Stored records
----

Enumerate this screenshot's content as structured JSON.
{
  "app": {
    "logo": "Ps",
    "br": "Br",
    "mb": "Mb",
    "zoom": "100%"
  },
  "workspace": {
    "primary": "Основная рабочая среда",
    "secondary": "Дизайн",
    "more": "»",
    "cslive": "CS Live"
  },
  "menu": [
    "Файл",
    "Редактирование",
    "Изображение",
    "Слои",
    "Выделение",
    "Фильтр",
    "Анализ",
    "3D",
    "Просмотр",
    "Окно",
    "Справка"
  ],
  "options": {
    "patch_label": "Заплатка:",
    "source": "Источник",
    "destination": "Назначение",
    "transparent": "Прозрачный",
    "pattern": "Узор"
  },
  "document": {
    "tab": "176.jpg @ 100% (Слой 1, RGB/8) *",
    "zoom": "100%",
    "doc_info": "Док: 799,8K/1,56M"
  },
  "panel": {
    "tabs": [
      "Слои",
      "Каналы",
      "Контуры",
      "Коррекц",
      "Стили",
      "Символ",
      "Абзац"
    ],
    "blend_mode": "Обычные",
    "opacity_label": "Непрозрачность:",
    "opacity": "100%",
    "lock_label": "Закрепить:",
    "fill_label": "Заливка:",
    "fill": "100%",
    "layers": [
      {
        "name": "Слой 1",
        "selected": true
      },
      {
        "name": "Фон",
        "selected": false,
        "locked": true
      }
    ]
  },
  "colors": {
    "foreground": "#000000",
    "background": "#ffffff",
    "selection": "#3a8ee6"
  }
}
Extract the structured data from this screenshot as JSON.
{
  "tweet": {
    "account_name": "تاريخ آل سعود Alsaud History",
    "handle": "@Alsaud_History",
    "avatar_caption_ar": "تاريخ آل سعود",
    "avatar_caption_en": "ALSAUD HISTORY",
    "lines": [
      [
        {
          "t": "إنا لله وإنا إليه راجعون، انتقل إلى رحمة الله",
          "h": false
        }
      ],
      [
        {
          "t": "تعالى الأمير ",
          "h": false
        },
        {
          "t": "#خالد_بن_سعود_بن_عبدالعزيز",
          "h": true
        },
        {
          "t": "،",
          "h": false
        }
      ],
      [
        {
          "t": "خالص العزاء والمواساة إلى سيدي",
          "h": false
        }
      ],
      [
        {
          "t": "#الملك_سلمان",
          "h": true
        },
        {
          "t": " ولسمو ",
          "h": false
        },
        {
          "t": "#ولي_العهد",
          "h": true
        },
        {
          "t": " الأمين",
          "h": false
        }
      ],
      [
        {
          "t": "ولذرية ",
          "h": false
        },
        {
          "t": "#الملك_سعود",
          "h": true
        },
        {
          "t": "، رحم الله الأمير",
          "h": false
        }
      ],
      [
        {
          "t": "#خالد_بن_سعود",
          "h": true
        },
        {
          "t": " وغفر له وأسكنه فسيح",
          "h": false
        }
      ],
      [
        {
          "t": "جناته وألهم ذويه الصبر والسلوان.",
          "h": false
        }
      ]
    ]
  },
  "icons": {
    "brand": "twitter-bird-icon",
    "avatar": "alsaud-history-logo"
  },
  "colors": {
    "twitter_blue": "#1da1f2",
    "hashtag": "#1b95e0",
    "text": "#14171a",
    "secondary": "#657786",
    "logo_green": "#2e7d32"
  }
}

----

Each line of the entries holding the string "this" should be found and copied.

Enumerate this screenshot's content as structured JSON.
Extract the structured data from this screenshot as JSON.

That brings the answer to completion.